### [SOURCE DATA]
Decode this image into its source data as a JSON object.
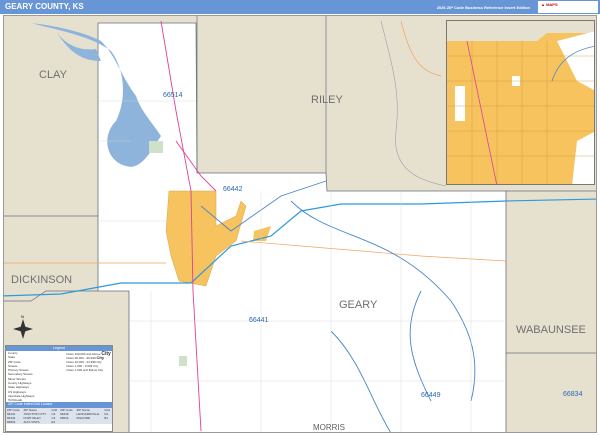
{
  "header": {
    "title": "GEARY COUNTY, KS",
    "edition": "2026 ZIP Code Business Reference Insert Edition",
    "logo_text": "Market MAPS"
  },
  "colors": {
    "header": "#6795d6",
    "outside": "#e6e1cf",
    "county": "#ffffff",
    "city": "#f7c35e",
    "water": "#8fb4dc",
    "zip_boundary": "#4a86c8",
    "interstate": "#2c9bd9",
    "us_highway": "#e0409a",
    "state_highway": "#f0a560"
  },
  "counties": {
    "clay": "CLAY",
    "riley": "RILEY",
    "dickinson": "DICKINSON",
    "geary": "GEARY",
    "wabaunsee": "WABAUNSEE",
    "morris": "MORRIS"
  },
  "zips": {
    "z66514": "66514",
    "z66442": "66442",
    "z66441": "66441",
    "z66449": "66449",
    "z66834": "66834"
  },
  "legend": {
    "title": "Legend",
    "items": [
      "County",
      "State",
      "ZIP Code",
      "Streets",
      "Primary Streets",
      "Secondary Streets",
      "Minor Streets",
      "County Highways",
      "State Highways",
      "US Highways",
      "Interstate Highways",
      "Toll Roads"
    ],
    "populations": [
      "Cities 100,000 and Above",
      "Cities 25,000 - 99,999",
      "Cities 10,000 - 24,999",
      "Cities 1,000 - 9,999",
      "Cities 1,000 and Below"
    ],
    "city_samples": [
      "City",
      "City",
      "City",
      "City",
      "City"
    ]
  },
  "index": {
    "title": "ZIP Code Index/Grid Locator",
    "headers": [
      "ZIP Code",
      "ZIP Name",
      "Grid",
      "ZIP Code",
      "ZIP Name",
      "Grid"
    ],
    "rows": [
      [
        "66441",
        "JUNCTION CITY",
        "C3",
        "66449",
        "LEONARDVILLE",
        "D1"
      ],
      [
        "66442",
        "FORT RILEY",
        "C2",
        "66514",
        "MILFORD",
        "B1"
      ],
      [
        "66834",
        "ALTA VISTA",
        "E4",
        "",
        "",
        ""
      ]
    ]
  },
  "compass": "N"
}
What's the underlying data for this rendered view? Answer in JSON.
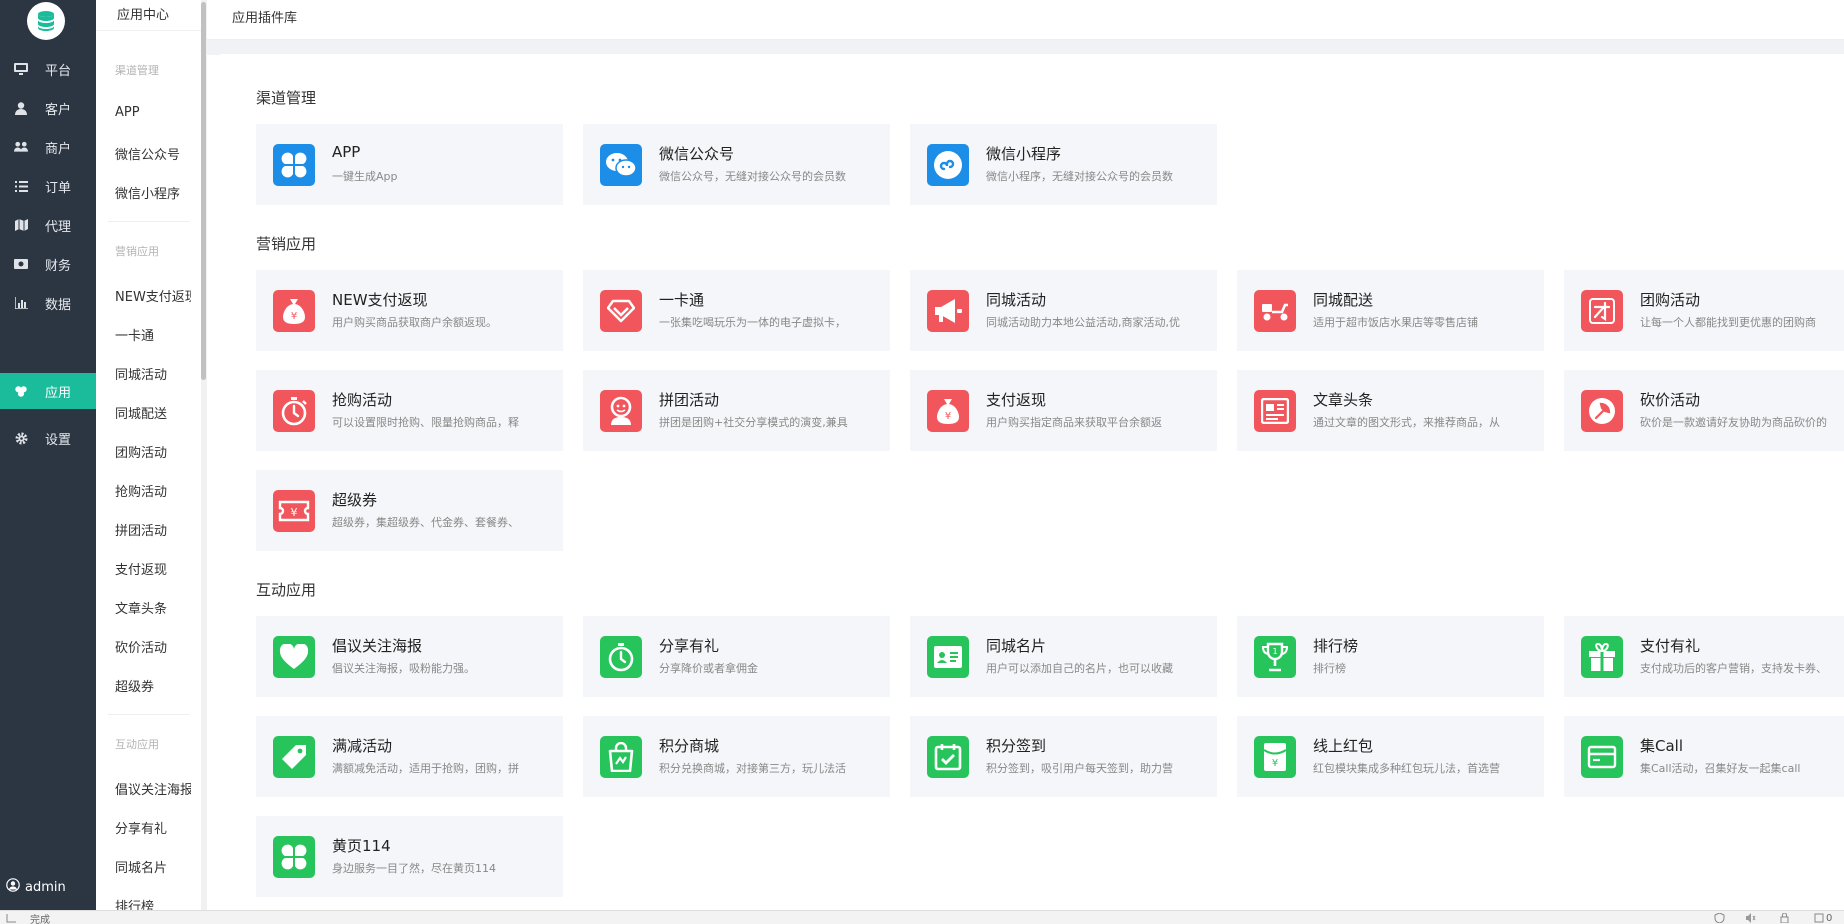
{
  "nav": {
    "items": [
      {
        "label": "平台",
        "icon": "monitor-icon"
      },
      {
        "label": "客户",
        "icon": "user-icon"
      },
      {
        "label": "商户",
        "icon": "users-icon"
      },
      {
        "label": "订单",
        "icon": "list-icon"
      },
      {
        "label": "代理",
        "icon": "map-icon"
      },
      {
        "label": "财务",
        "icon": "money-icon"
      },
      {
        "label": "数据",
        "icon": "bar-chart-icon"
      },
      {
        "label": "应用",
        "icon": "apps-icon",
        "active": true
      },
      {
        "label": "设置",
        "icon": "gear-icon"
      }
    ],
    "user": "admin"
  },
  "subnav": {
    "header": "应用中心",
    "group1_title": "渠道管理",
    "group1": [
      "APP",
      "微信公众号",
      "微信小程序"
    ],
    "group2_title": "营销应用",
    "group2": [
      "NEW支付返现",
      "一卡通",
      "同城活动",
      "同城配送",
      "团购活动",
      "抢购活动",
      "拼团活动",
      "支付返现",
      "文章头条",
      "砍价活动",
      "超级券"
    ],
    "group3_title": "互动应用",
    "group3": [
      "倡议关注海报",
      "分享有礼",
      "同城名片",
      "排行榜"
    ]
  },
  "breadcrumb": "应用插件库",
  "sections": {
    "channel": "渠道管理",
    "marketing": "营销应用",
    "interactive": "互动应用"
  },
  "channel_cards": [
    {
      "title": "APP",
      "desc": "一键生成App",
      "icon": "clover-icon"
    },
    {
      "title": "微信公众号",
      "desc": "微信公众号，无缝对接公众号的会员数",
      "icon": "wechat-icon"
    },
    {
      "title": "微信小程序",
      "desc": "微信小程序，无缝对接公众号的会员数",
      "icon": "mini-program-icon"
    }
  ],
  "marketing_cards": [
    {
      "title": "NEW支付返现",
      "desc": "用户购买商品获取商户余额返现。",
      "icon": "money-bag-icon"
    },
    {
      "title": "一卡通",
      "desc": "一张集吃喝玩乐为一体的电子虚拟卡，",
      "icon": "diamond-icon"
    },
    {
      "title": "同城活动",
      "desc": "同城活动助力本地公益活动,商家活动,优",
      "icon": "megaphone-icon"
    },
    {
      "title": "同城配送",
      "desc": "适用于超市饭店水果店等零售店铺",
      "icon": "scooter-icon"
    },
    {
      "title": "团购活动",
      "desc": "让每一个人都能找到更优惠的团购商",
      "icon": "group-buy-icon"
    },
    {
      "title": "抢购活动",
      "desc": "可以设置限时抢购、限量抢购商品，释",
      "icon": "stopwatch-icon"
    },
    {
      "title": "拼团活动",
      "desc": "拼团是团购+社交分享模式的演变,兼具",
      "icon": "person-icon"
    },
    {
      "title": "支付返现",
      "desc": "用户购买指定商品来获取平台余额返",
      "icon": "money-bag-icon"
    },
    {
      "title": "文章头条",
      "desc": "通过文章的图文形式，来推荐商品，从",
      "icon": "article-icon"
    },
    {
      "title": "砍价活动",
      "desc": "砍价是一款邀请好友协助为商品砍价的",
      "icon": "axe-icon"
    },
    {
      "title": "超级券",
      "desc": "超级券，集超级券、代金券、套餐券、",
      "icon": "coupon-icon"
    }
  ],
  "interactive_cards": [
    {
      "title": "倡议关注海报",
      "desc": "倡议关注海报，吸粉能力强。",
      "icon": "heart-icon"
    },
    {
      "title": "分享有礼",
      "desc": "分享降价或者拿佣金",
      "icon": "share-icon"
    },
    {
      "title": "同城名片",
      "desc": "用户可以添加自己的名片，也可以收藏",
      "icon": "id-card-icon"
    },
    {
      "title": "排行榜",
      "desc": "排行榜",
      "icon": "trophy-icon"
    },
    {
      "title": "支付有礼",
      "desc": "支付成功后的客户营销，支持发卡券、",
      "icon": "gift-icon"
    },
    {
      "title": "满减活动",
      "desc": "满额减免活动，适用于抢购，团购，拼",
      "icon": "tag-icon"
    },
    {
      "title": "积分商城",
      "desc": "积分兑换商城，对接第三方，玩儿法活",
      "icon": "shopping-bag-icon"
    },
    {
      "title": "积分签到",
      "desc": "积分签到，吸引用户每天签到，助力营",
      "icon": "calendar-check-icon"
    },
    {
      "title": "线上红包",
      "desc": "红包模块集成多种红包玩儿法，首选营",
      "icon": "red-packet-icon"
    },
    {
      "title": "集Call",
      "desc": "集Call活动，召集好友一起集call",
      "icon": "card-icon"
    },
    {
      "title": "黄页114",
      "desc": "身边服务一目了然，尽在黄页114",
      "icon": "clover-icon"
    }
  ],
  "statusbar": {
    "text": "完成",
    "zoom": "0"
  },
  "colors": {
    "nav_bg": "#2c3643",
    "active": "#1bbc9b",
    "blue": "#1c8ee8",
    "red": "#f0565c",
    "green": "#26c45b",
    "card_bg": "#f5f6f9"
  }
}
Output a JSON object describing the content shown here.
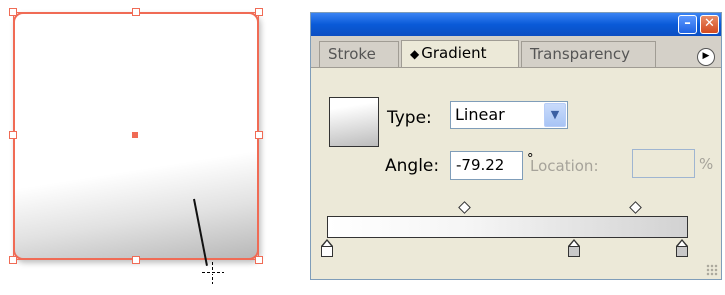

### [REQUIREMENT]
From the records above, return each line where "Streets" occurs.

### [COMPLETED EXERCISE]
      "Streets",
      "Primary Streets",
      "Secondary Streets",
      "Minor Streets",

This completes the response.